1964 AC 289 Shelby Cobra – CSX 2274 – SOLD
Engine: 289 c.i.d. V-8 with dual four-barrel carburetion
Transmission: four- Speed Top Loader
Power output: 271 HP
Suspension: Four wheel independent front and rear transverse-leaf suspension with Push rack and pinion steering
Brakes: four-wheel Girling disc brakes
About our 1964 AC 289 Shelby Cobra - CSX 2274
Although many accessory items from performance to cosmetic were available directly from Shelby, this Shelby Cobra was factory ordered new with the rare dual four-barrel carburetion propelling it to a top speed of over 154 mph, and a quarter mile time of under 13.8 seconds at 112 mph.  The car was invoiced on 12-20-64 with class ‘A’ accessories such as WSW tires, outside rear-view mirror, radio and antenna, soft top with side curtains and the previously mentioned dual four-barrel carburetors. It invoiced at $5,195.

Forty-five years and some ten owners later,  this Cobra survived unbelievably, probably because it was never put on a race track to compete. This blue and white Shelby has been lovingly cared for which kept it in the preserved condition it is in today. It has had reportedly one repaint from new and the mechanical care it has received has kept it in the perfect ‘survivor’ condition one hopes to find hiding in a barn somewhere lost in time. A real beauty to look at and a dream to drive.


History of the 1964 AC 289 Shelby Cobra - CSX 2274
In October of 1961 AC Cars Ltd. of England was successfully seduced by an idea of Carroll Shelby to co-build a lightweight sports racer with startling performance. After hearing that AC lost its engine supplier Shelby moved forward to broker one of the most important partnerships in sports motoring history.

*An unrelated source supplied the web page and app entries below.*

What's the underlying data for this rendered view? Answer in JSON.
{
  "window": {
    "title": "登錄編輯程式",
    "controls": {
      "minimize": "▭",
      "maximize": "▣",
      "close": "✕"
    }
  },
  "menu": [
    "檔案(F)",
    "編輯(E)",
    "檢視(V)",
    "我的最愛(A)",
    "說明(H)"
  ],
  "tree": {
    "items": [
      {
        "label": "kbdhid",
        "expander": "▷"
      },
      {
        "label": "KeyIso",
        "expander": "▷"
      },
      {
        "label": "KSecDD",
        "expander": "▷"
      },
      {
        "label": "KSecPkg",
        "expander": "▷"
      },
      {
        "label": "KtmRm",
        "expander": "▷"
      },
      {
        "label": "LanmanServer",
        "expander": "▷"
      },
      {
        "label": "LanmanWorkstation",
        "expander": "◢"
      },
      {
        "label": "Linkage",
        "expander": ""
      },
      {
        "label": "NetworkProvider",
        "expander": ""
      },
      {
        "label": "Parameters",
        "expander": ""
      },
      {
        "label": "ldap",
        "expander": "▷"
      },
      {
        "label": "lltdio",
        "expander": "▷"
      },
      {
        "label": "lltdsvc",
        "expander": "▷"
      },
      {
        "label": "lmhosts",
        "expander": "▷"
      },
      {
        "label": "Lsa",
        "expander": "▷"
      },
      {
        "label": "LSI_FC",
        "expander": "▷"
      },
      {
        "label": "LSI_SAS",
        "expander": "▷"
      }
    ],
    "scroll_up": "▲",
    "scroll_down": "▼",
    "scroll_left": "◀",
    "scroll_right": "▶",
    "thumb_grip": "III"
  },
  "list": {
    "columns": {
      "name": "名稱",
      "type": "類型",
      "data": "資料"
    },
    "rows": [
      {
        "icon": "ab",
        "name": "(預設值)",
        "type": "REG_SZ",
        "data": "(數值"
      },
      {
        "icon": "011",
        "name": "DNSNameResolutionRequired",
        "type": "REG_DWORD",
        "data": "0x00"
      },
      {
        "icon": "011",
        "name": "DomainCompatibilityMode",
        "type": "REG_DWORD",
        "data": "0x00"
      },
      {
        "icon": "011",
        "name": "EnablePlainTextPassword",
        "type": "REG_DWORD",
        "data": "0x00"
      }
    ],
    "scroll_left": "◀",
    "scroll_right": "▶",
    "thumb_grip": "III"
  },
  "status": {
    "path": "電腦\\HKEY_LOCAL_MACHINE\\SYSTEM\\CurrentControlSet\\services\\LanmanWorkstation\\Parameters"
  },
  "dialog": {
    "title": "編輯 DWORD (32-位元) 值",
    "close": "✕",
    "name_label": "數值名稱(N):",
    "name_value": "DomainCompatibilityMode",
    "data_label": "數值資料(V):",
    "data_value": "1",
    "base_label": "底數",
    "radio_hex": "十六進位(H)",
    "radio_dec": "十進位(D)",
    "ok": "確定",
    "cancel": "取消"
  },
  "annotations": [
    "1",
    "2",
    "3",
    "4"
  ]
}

In a deal struck with Ford, a new smaller engine with near the exact weight of the previous AC Ace powerplant was on its way to eager AC Cars Ltd. to build what would become the most iconic of all sports cars, the AC Cobra.

The 289 Cobras were loved for their quick acceleration and nimble handling made possible by the lightweight engine and transverse leaf suspension. Changes for 1964 to the core mechanicals included the significant upgrades of push type rack and pinion steering and Autolite wiring.

When the big 427 V-8 was introduced many expected the little 289 to be left behind, but with increased weight of the 427 big block engine and the need to add coil spring suspension to carry it, handling became an issue. In many cases during competition a win came down to the driver’s ability to navigate the 289 Cobra through the turns where it made up for speed lost on the straight away racing against the mighty 427. In all at 2,026 lb. the 289 Cobras hold up extremely well when pitted against their bigger brothers and all other competition in its class, making it a target on race day as the car to beat. Prices for these coveted machines have risen to well over a hundred times their original invoiced price.